» **Exercise description**:
Find every line below with the string "caption" and pick it out.

» **Entries provided**:
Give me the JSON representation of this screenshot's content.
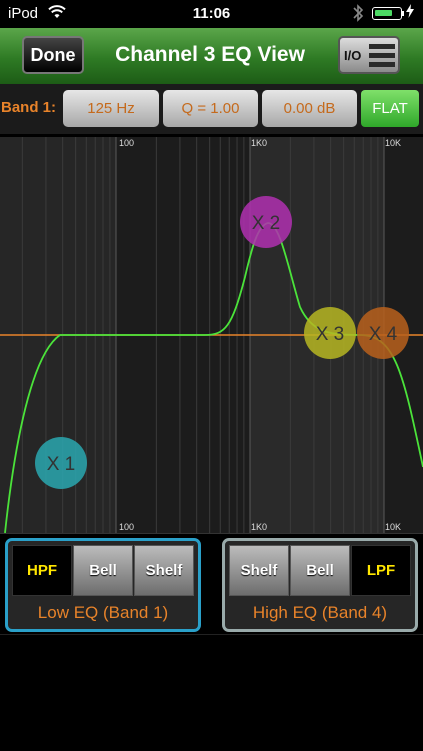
{
  "status_bar": {
    "carrier": "iPod",
    "time": "11:06"
  },
  "nav": {
    "done_label": "Done",
    "title": "Channel 3 EQ View",
    "io_label": "I/O"
  },
  "band_bar": {
    "label": "Band 1:",
    "frequency": "125 Hz",
    "q": "Q = 1.00",
    "gain": "0.00 dB",
    "flat_label": "FLAT"
  },
  "graph": {
    "tick_labels_top": [
      "100",
      "1K0",
      "10K"
    ],
    "tick_labels_bottom": [
      "100",
      "1K0",
      "10K"
    ],
    "nodes": [
      {
        "label": "X 1",
        "color": "#2aa8b0"
      },
      {
        "label": "X 2",
        "color": "#b030b0"
      },
      {
        "label": "X 3",
        "color": "#b6b622"
      },
      {
        "label": "X 4",
        "color": "#b8601c"
      }
    ],
    "colors": {
      "curve": "#4be33a",
      "zero_line": "#e8832a"
    }
  },
  "low_eq": {
    "buttons": [
      {
        "label": "HPF",
        "active": true
      },
      {
        "label": "Bell",
        "active": false
      },
      {
        "label": "Shelf",
        "active": false
      }
    ],
    "caption": "Low EQ (Band 1)"
  },
  "high_eq": {
    "buttons": [
      {
        "label": "Shelf",
        "active": false
      },
      {
        "label": "Bell",
        "active": false
      },
      {
        "label": "LPF",
        "active": true
      }
    ],
    "caption": "High EQ (Band 4)"
  }
}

» **Task solution**:
    "caption": "Low EQ (Band 1)"
    "caption": "High EQ (Band 4)"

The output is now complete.